» **Dataset entries**
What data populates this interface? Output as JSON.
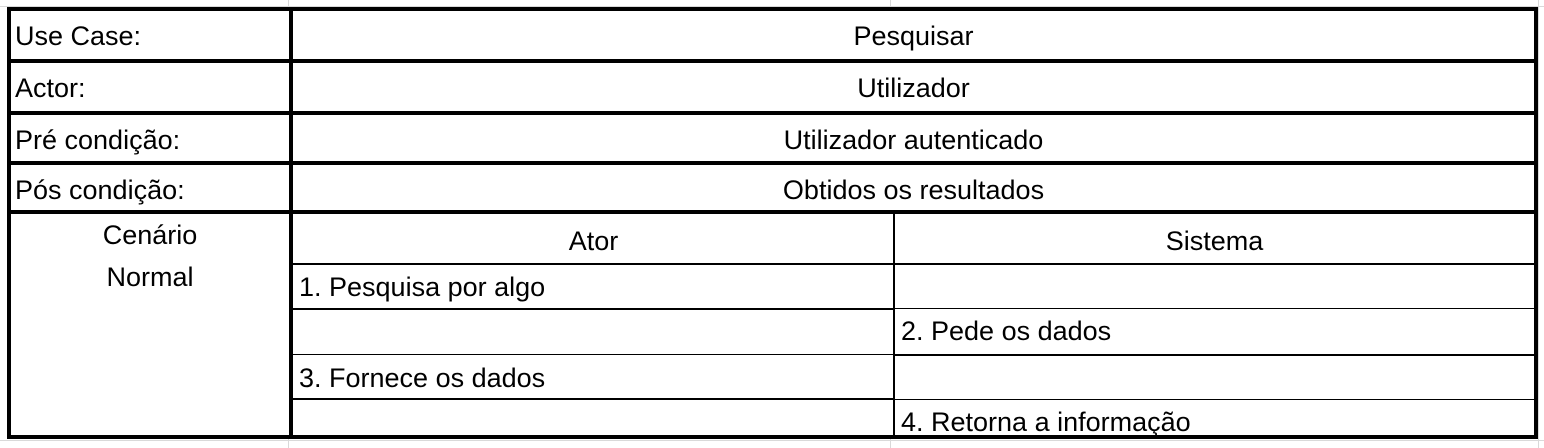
{
  "use_case": {
    "rows": [
      {
        "label": "Use Case:",
        "value": "Pesquisar"
      },
      {
        "label": "Actor:",
        "value": "Utilizador"
      },
      {
        "label": "Pré condição:",
        "value": "Utilizador autenticado"
      },
      {
        "label": "Pós condição:",
        "value": "Obtidos os resultados"
      }
    ],
    "scenario": {
      "label_line1": "Cenário",
      "label_line2": "Normal",
      "col_ator": "Ator",
      "col_sistema": "Sistema",
      "steps": [
        {
          "ator": "1. Pesquisa por algo",
          "sistema": ""
        },
        {
          "ator": "",
          "sistema": "2. Pede os dados"
        },
        {
          "ator": "3. Fornece os dados",
          "sistema": ""
        },
        {
          "ator": "",
          "sistema": "4. Retorna a informação"
        }
      ]
    }
  }
}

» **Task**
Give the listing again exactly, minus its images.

» **Task solution**
What data populates this interface? Output as JSON.
{
  "use_case": {
    "rows": [
      {
        "label": "Use Case:",
        "value": "Pesquisar"
      },
      {
        "label": "Actor:",
        "value": "Utilizador"
      },
      {
        "label": "Pré condição:",
        "value": "Utilizador autenticado"
      },
      {
        "label": "Pós condição:",
        "value": "Obtidos os resultados"
      }
    ],
    "scenario": {
      "label_line1": "Cenário",
      "label_line2": "Normal",
      "col_ator": "Ator",
      "col_sistema": "Sistema",
      "steps": [
        {
          "ator": "1. Pesquisa por algo",
          "sistema": ""
        },
        {
          "ator": "",
          "sistema": "2. Pede os dados"
        },
        {
          "ator": "3. Fornece os dados",
          "sistema": ""
        },
        {
          "ator": "",
          "sistema": "4. Retorna a informação"
        }
      ]
    }
  }
}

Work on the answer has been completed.